BERLIN/PARIS (DPA) – In a concrete oasis, six men from the Street Beats dance troupe gather in a circle at the youth club in Berlin-Lichtenburg. With their baggy pants and shirts, hats, and bandanas, they look like the heroes of well-known American dance movies.
They lend their “moves” to funk and other hip-hop rhythms, which roar through an elementary school-sized baby boom box. There are single arm stands, which rotate on the head or under the body, but also dance steps to the rhythm of the music. This type of dance is called breakdance or, as you correct it, “breaking.”
The dance form grew on concrete. Instead of clubs, dancers tend to organize themselves into informal groups like “Street Beatz”. This is unusual for most sports recognized by the International Olympic Committee (IOC). However, cricket should be the first dance sport to be a part of the 2024 Olympic Games in Paris.
From the Bronx to Paris
Breaking is a form of acrobatic dance that requires a lot of strength, body tension and a sense of rhythm. It originated from the hip-hop culture of young African-Americans on the streets of the Bronx in New York City in the 1970s. This means that B-boys and B-Girls – as the dancers call themselves – have more to do with rappers, DJs, or graffiti artists than tennis players, dressage riders, or fencers. So why does this dance sport become Olympic?
“I think the goal of the IOC is to get back to where people play sports – to the streets,” says Thorsten Süfke, president of the Berlin State Dance Sport Federation. While people in rural areas are more likely to be members of football or gymnastics clubs, other sports such as parkour or braking are developing in Berlin and other urban areas. In Süfke’s opinion, these should also be taken seriously, because athletes train just as seriously and deserve recognition.

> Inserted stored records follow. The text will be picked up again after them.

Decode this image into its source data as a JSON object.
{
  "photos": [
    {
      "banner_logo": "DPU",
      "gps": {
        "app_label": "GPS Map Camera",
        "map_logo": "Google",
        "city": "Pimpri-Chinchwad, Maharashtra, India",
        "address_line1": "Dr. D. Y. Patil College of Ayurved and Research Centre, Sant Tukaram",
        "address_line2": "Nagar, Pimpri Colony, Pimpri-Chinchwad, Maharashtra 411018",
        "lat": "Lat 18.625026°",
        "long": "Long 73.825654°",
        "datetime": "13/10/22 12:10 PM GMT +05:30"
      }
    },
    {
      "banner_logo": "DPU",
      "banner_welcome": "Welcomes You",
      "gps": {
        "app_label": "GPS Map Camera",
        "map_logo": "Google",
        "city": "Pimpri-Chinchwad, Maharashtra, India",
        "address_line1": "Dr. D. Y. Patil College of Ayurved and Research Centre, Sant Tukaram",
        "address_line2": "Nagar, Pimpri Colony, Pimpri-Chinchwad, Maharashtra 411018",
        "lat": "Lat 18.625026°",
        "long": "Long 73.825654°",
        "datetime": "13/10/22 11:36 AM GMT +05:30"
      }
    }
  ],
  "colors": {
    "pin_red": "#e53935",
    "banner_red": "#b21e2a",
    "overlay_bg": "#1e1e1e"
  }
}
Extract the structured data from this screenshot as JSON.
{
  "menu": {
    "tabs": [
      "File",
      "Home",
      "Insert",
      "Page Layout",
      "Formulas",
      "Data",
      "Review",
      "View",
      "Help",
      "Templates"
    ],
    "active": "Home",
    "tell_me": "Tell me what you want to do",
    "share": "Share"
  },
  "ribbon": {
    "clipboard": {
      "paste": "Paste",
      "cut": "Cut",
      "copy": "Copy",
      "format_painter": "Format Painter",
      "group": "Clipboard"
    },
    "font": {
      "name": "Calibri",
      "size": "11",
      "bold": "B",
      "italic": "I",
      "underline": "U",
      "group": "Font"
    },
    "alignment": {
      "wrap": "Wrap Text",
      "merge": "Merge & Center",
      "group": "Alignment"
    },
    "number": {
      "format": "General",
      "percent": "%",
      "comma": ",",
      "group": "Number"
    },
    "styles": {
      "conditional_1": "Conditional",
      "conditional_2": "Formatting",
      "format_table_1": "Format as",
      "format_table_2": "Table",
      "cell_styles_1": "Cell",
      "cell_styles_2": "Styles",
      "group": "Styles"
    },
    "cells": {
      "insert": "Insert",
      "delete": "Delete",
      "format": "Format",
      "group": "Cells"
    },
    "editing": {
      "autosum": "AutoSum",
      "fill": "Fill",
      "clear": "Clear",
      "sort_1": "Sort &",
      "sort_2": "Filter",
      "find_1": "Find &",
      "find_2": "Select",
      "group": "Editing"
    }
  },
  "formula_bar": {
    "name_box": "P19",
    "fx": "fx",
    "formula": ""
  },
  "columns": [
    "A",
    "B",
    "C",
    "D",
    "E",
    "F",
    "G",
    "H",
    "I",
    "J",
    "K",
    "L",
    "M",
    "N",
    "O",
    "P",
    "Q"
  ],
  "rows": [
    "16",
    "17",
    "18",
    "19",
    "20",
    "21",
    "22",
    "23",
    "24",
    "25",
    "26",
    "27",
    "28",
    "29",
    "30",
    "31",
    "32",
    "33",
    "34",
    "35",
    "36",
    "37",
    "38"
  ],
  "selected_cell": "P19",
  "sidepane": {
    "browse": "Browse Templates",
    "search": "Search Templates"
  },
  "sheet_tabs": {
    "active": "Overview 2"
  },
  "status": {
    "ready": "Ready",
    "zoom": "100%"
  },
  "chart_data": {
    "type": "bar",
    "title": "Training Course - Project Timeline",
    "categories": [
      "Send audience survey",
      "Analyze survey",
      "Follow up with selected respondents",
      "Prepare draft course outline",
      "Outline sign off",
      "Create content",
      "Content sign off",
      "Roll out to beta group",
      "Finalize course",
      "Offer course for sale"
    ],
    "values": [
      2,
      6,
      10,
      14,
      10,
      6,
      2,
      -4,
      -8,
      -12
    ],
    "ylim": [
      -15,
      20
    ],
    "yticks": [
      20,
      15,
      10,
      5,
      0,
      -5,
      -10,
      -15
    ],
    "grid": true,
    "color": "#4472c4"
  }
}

Balancing creativity and regulation
But this also brings with it challenges. With the entry into the Olympic competition, boys and girls have to submit to the requirements of the International Olympic Committee. The assessment of moves should be clear, understandable and fair.
Indeed, refraction thrives on spontaneity and creativity. It is not just a sport, it is also a way of life. This is why many supporters find strict regulations difficult and fear losing a piece of creativity and culture by participating in the Olympics. “Now you have to combine the culture of staying away from the demands of organized sport – that’s a big balancing act,” says Süfke.
Although most young boys can strike a balance, many do not want to do so. So does Carl Ferdinand Picard, the youngest member of Street Beatz: “I’m taking a critical look at it. There’s probably such a thing as a slate at the Olympics and the jury decides all that needs to be accomplished—and that takes away the creativity,” 18-year-olds.
His older colleague Jerome Greenzoo “The Metronom” can understand this reasoning. However, he does not believe that culture or creativity will suffer from Olympic participation. “You have to start somewhere to become an official Olympic sport. If there is competition, there has to be a fair evaluation,” says the 46-year-old professional dancer.
Marco Griwirt, founder of Street Beatz, is also happy with the development: “In my opinion, it’s great. Now people can prove themselves who previously only danced underground.”
It is doubtful whether the young boys will not return to the subway after the Olympic Games in Paris. So far, no break has been set for the 2028 Games in Los Angeles. However, the president of the National Federation of Sports Dance “hopes that the sport of dance will have a permanent home under the umbrella of the International Olympic Committee after 2024”. And who knows, maybe Breaking will pave the way for other dance sports, too.
© dpa-infocom, dpa: 220509-99-221192 / 2